The Jets have left me feeling uneasy in recent times. The top line of Scheifele, Wheeler, and Connor is regularly posting CF%’s well under break even. The iconic Patrik Laine shot on the PP1 has been removed. The defense, ramshackle even before injuries, has Joe Morrow and Ben Chiarot continuing to play uncomfortably high amounts of time while Sami Niku sits in the pressbox. There are some worrying things, but Winnipeg had an opportunity to make things seem a bit rosier with a game against the lottery-contending Ottawa Senators. It looked like a definite bounceback win candidate if ever there was one.
The First Period

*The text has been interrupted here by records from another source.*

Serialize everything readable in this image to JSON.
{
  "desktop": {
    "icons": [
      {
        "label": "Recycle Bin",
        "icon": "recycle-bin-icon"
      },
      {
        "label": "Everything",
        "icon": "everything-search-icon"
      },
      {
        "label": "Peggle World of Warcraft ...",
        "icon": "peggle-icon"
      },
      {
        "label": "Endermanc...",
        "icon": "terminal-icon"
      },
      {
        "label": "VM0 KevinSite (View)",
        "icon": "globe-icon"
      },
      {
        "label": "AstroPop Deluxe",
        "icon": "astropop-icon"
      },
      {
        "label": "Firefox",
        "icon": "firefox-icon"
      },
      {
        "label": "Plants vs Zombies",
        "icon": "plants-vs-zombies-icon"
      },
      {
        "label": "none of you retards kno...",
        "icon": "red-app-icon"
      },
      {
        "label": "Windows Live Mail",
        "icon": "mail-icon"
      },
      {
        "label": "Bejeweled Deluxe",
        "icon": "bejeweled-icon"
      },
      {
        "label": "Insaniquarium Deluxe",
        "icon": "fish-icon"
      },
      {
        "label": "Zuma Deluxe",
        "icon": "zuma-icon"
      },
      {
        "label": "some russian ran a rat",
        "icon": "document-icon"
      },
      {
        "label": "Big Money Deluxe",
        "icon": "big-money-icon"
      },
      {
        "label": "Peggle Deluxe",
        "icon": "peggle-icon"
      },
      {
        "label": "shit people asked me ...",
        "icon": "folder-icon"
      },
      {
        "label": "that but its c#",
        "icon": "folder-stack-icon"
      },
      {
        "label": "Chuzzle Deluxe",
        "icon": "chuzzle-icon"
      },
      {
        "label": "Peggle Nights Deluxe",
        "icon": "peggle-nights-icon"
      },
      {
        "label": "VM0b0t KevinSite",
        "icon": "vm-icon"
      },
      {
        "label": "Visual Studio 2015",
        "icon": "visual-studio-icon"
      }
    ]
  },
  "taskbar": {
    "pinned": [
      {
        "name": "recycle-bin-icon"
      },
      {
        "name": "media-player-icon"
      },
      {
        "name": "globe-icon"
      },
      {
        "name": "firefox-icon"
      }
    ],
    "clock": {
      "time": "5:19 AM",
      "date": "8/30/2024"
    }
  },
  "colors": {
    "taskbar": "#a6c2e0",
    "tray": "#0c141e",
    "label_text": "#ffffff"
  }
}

In the first 4 or 5 minutes of the game, Winnipeg had virtually no shot attempts and was completely outworked by the Sens. Ottawa’s aggressive forecheck, which really wasn’t so much aggressive pace as it was Winnipeg looking downtrodden, led to an early Mark Stone goal from distance. Truth be told, you’d really want Laurent Brossoit to save this one, but that’s the way the cookie crumbles. Winnipeg’s lack of passing acumen and defensive gaffes could have cost them even sooner than Stone’s goal.
That seemed to jolt the Jets a good deal, and the team started to pick up the pace. The second line notably stood out on a great offensive zone possession that saw the forwards work the puck into some dangerous areas. Roslovic fed a nice pass from behind the net and found Laine in the low slot. Anders Nilsson barely got his glove up in time to deflect the Laine wrister away, but it served as a good reminder of what Patrik can do when he’s being used effectively. For all the added jump, Winnipeg’s defensive woes were still on full display. Ryan Dzingel got a step on Tyler Myers and buried a shot over Brossoit’s shoulder to make it 2-0. It was another shot you’d like Brossoit to save, but there’s no use crying over spilled milk.
I hate to point this out, but Laine was on the second power play unit again. Look, I get it. You want to try and kickstart the top unit, so you move the big shot struggling to find twine. On the other hand, Laine’s sheer presence and threat alone is what enables every other aspect of the power play unit to function. Removing him takes away from the one-time threat he poses, and it means Scheifele and Wheeler have a lot more work to do. The Jets need to stop making life so much harder than it needs to be.
The Second Period
The Jets were a lot more active to start the middle period, applying the same amount of pressure and zone possession against Ottawa they had after Stone’s goal. Even so, the Sens still managed to generate a few decent counters, including one air-mailed pass that almost found Dzingel on a breakaway. Instead, the puck skittered away and was sent the other direction. Chabot, who lobbed the initial zone-breaking pass, whiffed on the puck recovery. Laine and Little took advantage and potted the goal on a brilliant 2-on-1. That’s more like it.
Like life, joy can be so fleeting. So too did that come to pass with my hope for this game. Brossoit, who had a tough start, had several more “WTF” moments. A Stone power play goal extended the lead to 3-1, but it beat Laurent a little too cleanly. The Sens scored again a few minutes later on a sequence I could generously call a dumpster fire. After that, Winnipeg looked pretty broken. Them’s the breaks.
The Third Period
To be honest, I really don’t feel like recapping the futility that was this closing 20 minutes, so here’s a picture of a puppy instead.
- Laine had a point!
- Everything else was prettttttttty bad.